[Page and application data records]

[Start of section]

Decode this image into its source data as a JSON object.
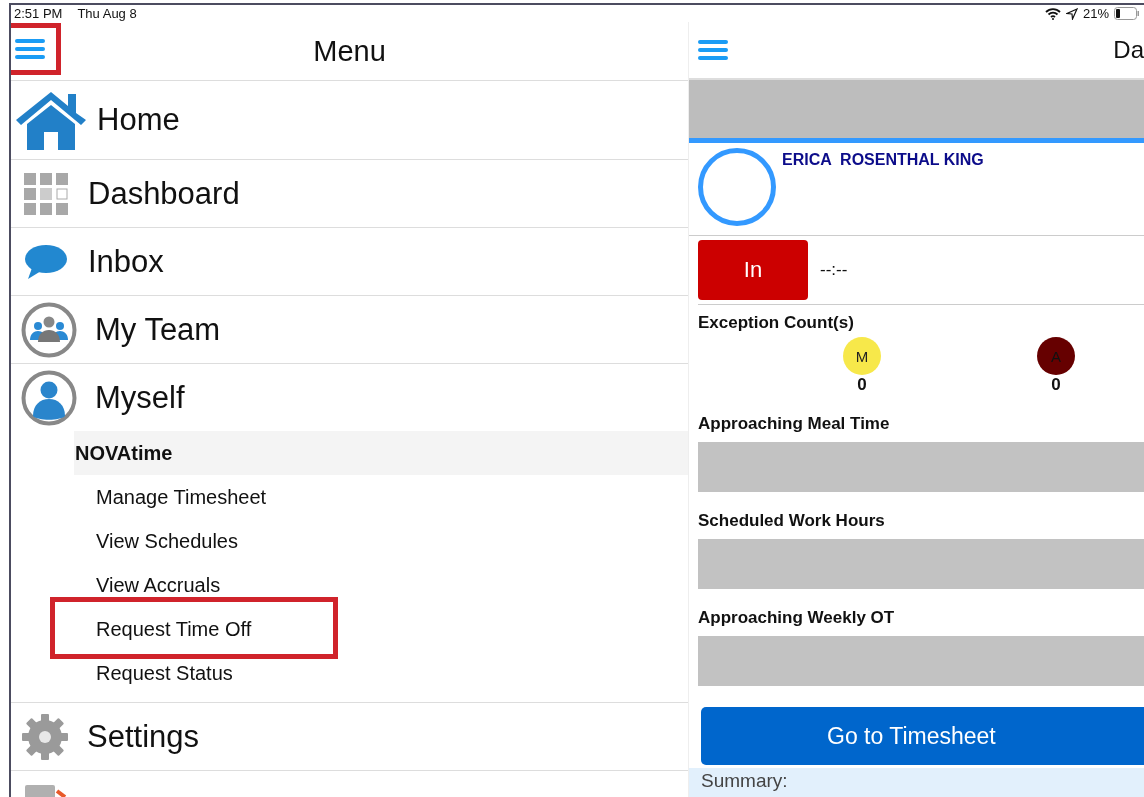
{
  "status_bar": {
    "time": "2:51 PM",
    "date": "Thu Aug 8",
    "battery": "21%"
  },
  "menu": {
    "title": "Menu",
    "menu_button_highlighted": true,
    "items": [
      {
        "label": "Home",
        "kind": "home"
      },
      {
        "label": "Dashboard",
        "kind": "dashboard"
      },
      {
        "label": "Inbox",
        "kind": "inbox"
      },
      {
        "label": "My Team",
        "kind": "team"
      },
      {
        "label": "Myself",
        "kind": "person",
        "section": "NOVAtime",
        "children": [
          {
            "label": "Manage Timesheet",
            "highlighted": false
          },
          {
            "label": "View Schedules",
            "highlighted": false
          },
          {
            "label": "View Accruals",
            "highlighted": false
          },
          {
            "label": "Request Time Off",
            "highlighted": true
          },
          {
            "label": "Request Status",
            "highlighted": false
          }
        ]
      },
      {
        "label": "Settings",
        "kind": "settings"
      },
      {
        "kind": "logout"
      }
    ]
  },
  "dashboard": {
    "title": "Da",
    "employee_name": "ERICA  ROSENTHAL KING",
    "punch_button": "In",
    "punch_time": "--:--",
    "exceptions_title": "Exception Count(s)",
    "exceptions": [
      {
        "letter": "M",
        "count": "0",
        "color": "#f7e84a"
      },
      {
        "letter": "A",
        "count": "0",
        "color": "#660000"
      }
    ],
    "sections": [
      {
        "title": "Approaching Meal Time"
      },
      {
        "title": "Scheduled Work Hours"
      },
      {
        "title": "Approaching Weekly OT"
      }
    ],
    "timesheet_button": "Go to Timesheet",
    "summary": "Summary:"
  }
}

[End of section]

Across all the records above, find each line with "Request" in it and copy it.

            "label": "Request Time Off",
            "label": "Request Status",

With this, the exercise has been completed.